If history is a book about the eternal struggle for human freedom, there will be a chapter devoted to Margaret Thatcher.
With U.S. President Ronald Reagan, Britain’s Iron Lady was half of the first couple of freedom in the pivotal 1980s, when both fought valiantly to stem the growth of socialism and the decline of rugged individualism in their respective nations, while facing down Soviet communism.
Even today, Margaret Thatcher’s courage and certainty with regard to the blessings of liberty continue to inspire. Hardly a day goes by that American conservatives don’t quote her – particularly her timeless observation that, “The problem with socialism is that eventually you run out of other people’s money.”
It has been a rallying cry in America in recent years, as the current administration seems determined to prove her right.
She was an intellectual giant and one of the strongest female leaders in modern political history.
Yet many, particularly in the overly liberal media, will attempt to tag her with the scarlet letters of “controversial” and “divisive.” Such are the subtle denigrations of conservative champions – words reserved for conservatives who are unswerving and effective. In contrast, a liberal lion would no doubt be admiringly recalled universally as “courageous” and “principled.”
But history will no doubt remember Lady Thatcher as perhaps second only to Winston Churchill in modern British leadership.
She was a stalwart defender of the free enterprise system, and privatized a number of national companies and pruned the unions that had become so powerful and intransigent.

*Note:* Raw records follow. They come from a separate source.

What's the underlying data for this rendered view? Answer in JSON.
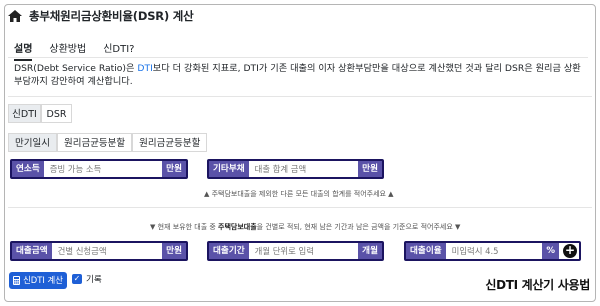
{
  "header": {
    "title": "총부채원리금상환비율(DSR) 계산"
  },
  "tabs": [
    {
      "label": "설명",
      "active": true
    },
    {
      "label": "상환방법",
      "active": false
    },
    {
      "label": "신DTI?",
      "active": false
    }
  ],
  "description": {
    "part1": "DSR(Debt Service Ratio)은 ",
    "highlight": "DTI",
    "part2": "보다 더 강화된 지표로, DTI가 기존 대출의 이자 상환부담만을 대상으로 계산했던 것과 달리 DSR은 원리금 상환 부담까지 감안하여 계산합니다."
  },
  "mode_toggle": {
    "options": [
      "신DTI",
      "DSR"
    ],
    "selected": "신DTI"
  },
  "repay_toggle": {
    "options": [
      "만기일시",
      "원리금균등분할",
      "원리금균등분할"
    ],
    "selected": "만기일시"
  },
  "fields": {
    "income": {
      "label": "연소득",
      "placeholder": "증빙 가능 소득",
      "unit": "만원"
    },
    "other_debt": {
      "label": "기타부채",
      "placeholder": "대출 합계 금액",
      "unit": "만원"
    },
    "loan_amount": {
      "label": "대출금액",
      "placeholder": "건별 신청금액",
      "unit": "만원"
    },
    "loan_period": {
      "label": "대출기간",
      "placeholder": "개월 단위로 입력",
      "unit": "개월"
    },
    "interest_rate": {
      "label": "대출이율",
      "placeholder": "미입력시 4.5",
      "unit": "%"
    }
  },
  "notes": {
    "other_debt_note": "▲ 주택담보대출을 제외한 다른 모든 대출의 합계를 적어주세요 ▲",
    "loan_note_part1": "▼ 현재 보유한 대출 중 ",
    "loan_note_bold": "주택담보대출",
    "loan_note_part2": "을 건별로 적되, 현재 남은 기간과 남은 금액을 기준으로 적어주세요 ▼"
  },
  "actions": {
    "calculate_label": "신DTI 계산",
    "record_label": "기록",
    "record_checked": true
  },
  "watermark": "신DTI 계산기 사용법",
  "colors": {
    "label_bg": "#5a52a8",
    "field_border": "#1b1460",
    "primary_button": "#1e5fd6",
    "link_highlight": "#1a73e8"
  }
}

She led her nation successfully through the war over the Falklands and left bellicose and chauvenistic Soviet leaders absolutely no doubt where she stood – and little inclination to try to move her off her ground.
In arguing for decisive action on sanctions against Saddam Hussein’s Iraq, Thatcher famously counseled President George H.W. Bush, “This is no time to go wobbly, George.”

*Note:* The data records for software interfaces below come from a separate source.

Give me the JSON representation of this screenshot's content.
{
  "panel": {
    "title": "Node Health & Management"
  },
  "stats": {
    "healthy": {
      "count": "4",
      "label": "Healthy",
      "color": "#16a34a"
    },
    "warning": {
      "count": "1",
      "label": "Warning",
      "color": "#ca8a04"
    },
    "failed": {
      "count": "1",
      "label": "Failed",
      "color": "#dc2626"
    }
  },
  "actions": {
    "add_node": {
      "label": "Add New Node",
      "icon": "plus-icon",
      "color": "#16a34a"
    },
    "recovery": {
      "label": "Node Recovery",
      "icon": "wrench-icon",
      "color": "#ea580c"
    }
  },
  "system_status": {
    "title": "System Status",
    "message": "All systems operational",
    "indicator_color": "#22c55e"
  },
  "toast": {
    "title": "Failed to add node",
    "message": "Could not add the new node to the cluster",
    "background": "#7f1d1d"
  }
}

Neither is this. As the Iron Lady passes at age 87, socialism’s shadow threatens to overtake hers. And when it comes to standing up for freedom and justice, there’s plenty of wobbly to go around these days.
They say we’ll never see her kind again. Well, we need to, as much as ever.

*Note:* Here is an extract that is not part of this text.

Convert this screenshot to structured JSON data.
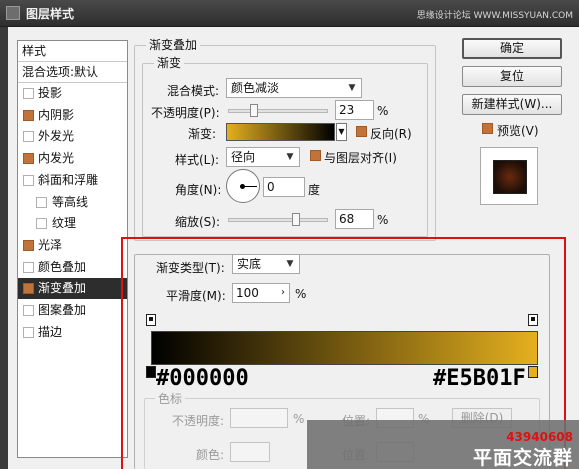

Margaret Thatcher, more than most every other male leader of her time, was absolute about her beliefs and resolute in acting on them. If they build a Statue of Intrepidity, it will have her face.
And an iron spine.